## Recorded information

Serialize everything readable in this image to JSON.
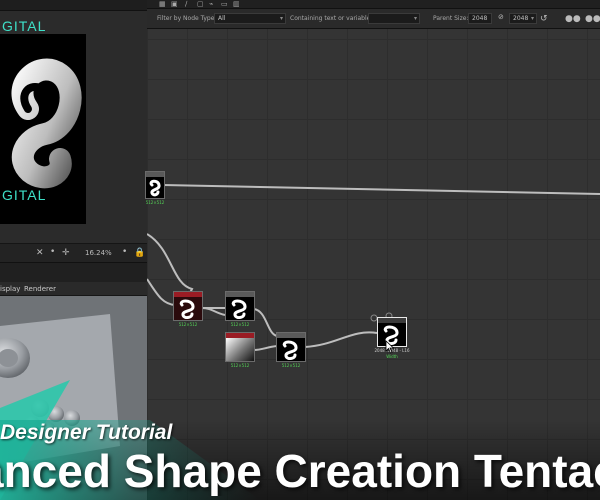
{
  "viewer2d": {
    "brand_top": "GITAL",
    "brand_bottom": "GITAL",
    "zoom": "16.24%"
  },
  "viewer3d": {
    "tabs": [
      "isplay",
      "Renderer"
    ]
  },
  "filter_bar": {
    "node_type_label": "Filter by Node Type",
    "node_type_value": "All",
    "text_label": "Containing text or variable:",
    "text_value": "",
    "parent_size_label": "Parent Size:",
    "parent_size_w": "2048",
    "parent_size_h": "2048"
  },
  "nodes": {
    "input_shape": {
      "caption": "512×512"
    },
    "warp": {
      "caption": "512×512"
    },
    "blend_top": {
      "caption": "512×512"
    },
    "gradient": {
      "caption": "512×512"
    },
    "blend_bottom": {
      "caption": "512×512"
    },
    "output": {
      "caption": "2048×2048 - L16",
      "sub": "Width"
    }
  },
  "overlay": {
    "subtitle": "Designer Tutorial",
    "title": "anced Shape Creation Tentac"
  },
  "colors": {
    "accent_teal": "#3ee0c8",
    "node_red_header": "#9a1c24",
    "caption_green": "#54d456"
  }
}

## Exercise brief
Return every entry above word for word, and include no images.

## Exercise output
Serialize everything readable in this image to JSON.
{
  "viewer2d": {
    "brand_top": "GITAL",
    "brand_bottom": "GITAL",
    "zoom": "16.24%"
  },
  "viewer3d": {
    "tabs": [
      "isplay",
      "Renderer"
    ]
  },
  "filter_bar": {
    "node_type_label": "Filter by Node Type",
    "node_type_value": "All",
    "text_label": "Containing text or variable:",
    "text_value": "",
    "parent_size_label": "Parent Size:",
    "parent_size_w": "2048",
    "parent_size_h": "2048"
  },
  "nodes": {
    "input_shape": {
      "caption": "512×512"
    },
    "warp": {
      "caption": "512×512"
    },
    "blend_top": {
      "caption": "512×512"
    },
    "gradient": {
      "caption": "512×512"
    },
    "blend_bottom": {
      "caption": "512×512"
    },
    "output": {
      "caption": "2048×2048 - L16",
      "sub": "Width"
    }
  },
  "overlay": {
    "subtitle": "Designer Tutorial",
    "title": "anced Shape Creation Tentac"
  },
  "colors": {
    "accent_teal": "#3ee0c8",
    "node_red_header": "#9a1c24",
    "caption_green": "#54d456"
  }
}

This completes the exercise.